• [TASK TO COMPLETE]:
The lines of the records that include "photo" should all be copied.

• [LISTED RECORDS]:
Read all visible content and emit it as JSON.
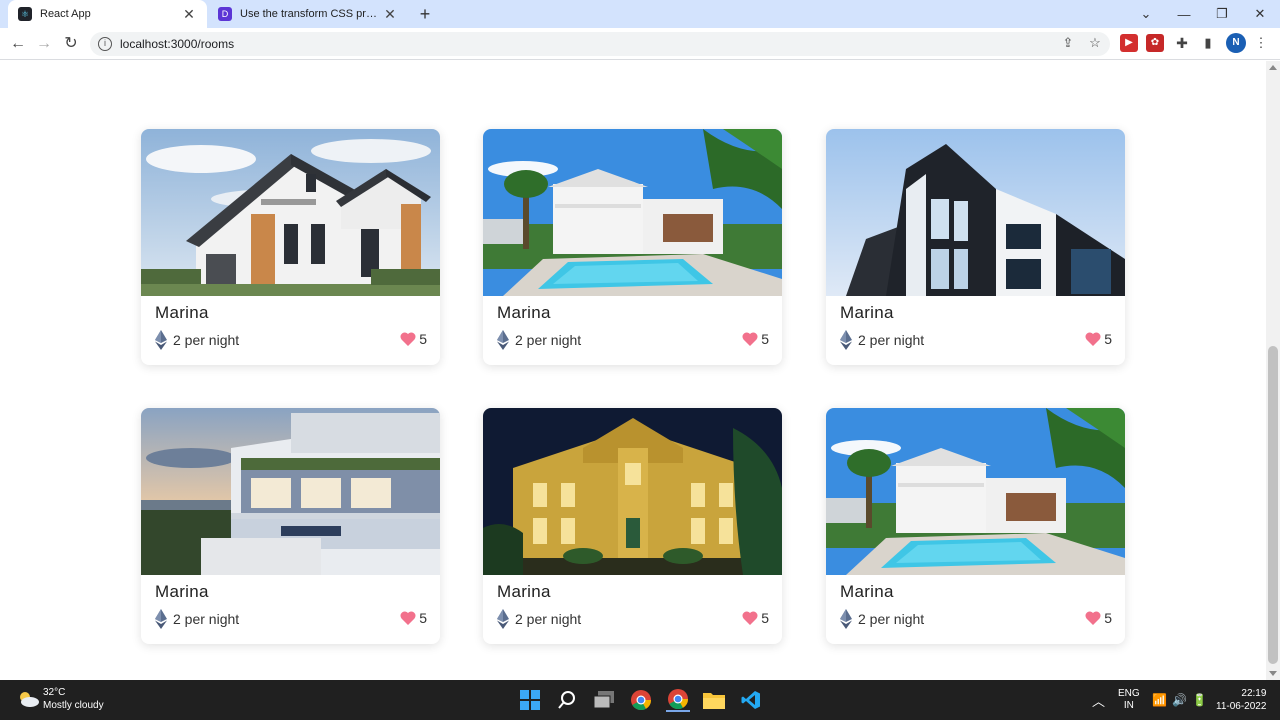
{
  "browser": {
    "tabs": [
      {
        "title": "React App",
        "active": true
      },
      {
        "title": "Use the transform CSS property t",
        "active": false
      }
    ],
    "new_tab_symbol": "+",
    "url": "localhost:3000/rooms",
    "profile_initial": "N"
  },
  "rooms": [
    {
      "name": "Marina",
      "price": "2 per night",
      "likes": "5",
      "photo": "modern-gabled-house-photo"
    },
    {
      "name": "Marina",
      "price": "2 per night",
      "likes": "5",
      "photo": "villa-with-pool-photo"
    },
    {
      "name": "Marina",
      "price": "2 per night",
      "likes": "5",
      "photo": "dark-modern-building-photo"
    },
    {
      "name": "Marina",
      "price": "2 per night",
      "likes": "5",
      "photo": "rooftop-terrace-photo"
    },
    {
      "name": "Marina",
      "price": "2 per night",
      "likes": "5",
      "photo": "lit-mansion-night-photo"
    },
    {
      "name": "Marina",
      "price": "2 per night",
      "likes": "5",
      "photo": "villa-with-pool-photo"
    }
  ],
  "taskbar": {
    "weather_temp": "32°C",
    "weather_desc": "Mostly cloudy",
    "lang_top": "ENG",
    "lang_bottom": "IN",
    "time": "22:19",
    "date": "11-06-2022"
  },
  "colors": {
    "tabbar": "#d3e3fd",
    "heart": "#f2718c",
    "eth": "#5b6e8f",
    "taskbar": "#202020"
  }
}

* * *

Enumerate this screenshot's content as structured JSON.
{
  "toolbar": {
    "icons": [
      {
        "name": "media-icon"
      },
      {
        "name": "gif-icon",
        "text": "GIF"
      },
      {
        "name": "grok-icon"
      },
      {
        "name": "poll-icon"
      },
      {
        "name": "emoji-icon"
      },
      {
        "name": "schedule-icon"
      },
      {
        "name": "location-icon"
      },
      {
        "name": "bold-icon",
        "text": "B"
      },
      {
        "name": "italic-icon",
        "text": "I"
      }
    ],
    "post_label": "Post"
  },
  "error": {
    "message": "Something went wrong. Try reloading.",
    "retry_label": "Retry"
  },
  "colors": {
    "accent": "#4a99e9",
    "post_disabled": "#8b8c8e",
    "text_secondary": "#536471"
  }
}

• [WRITTEN RESPONSE]:
      "photo": "modern-gabled-house-photo"
      "photo": "villa-with-pool-photo"
      "photo": "dark-modern-building-photo"
      "photo": "rooftop-terrace-photo"
      "photo": "lit-mansion-night-photo"
      "photo": "villa-with-pool-photo"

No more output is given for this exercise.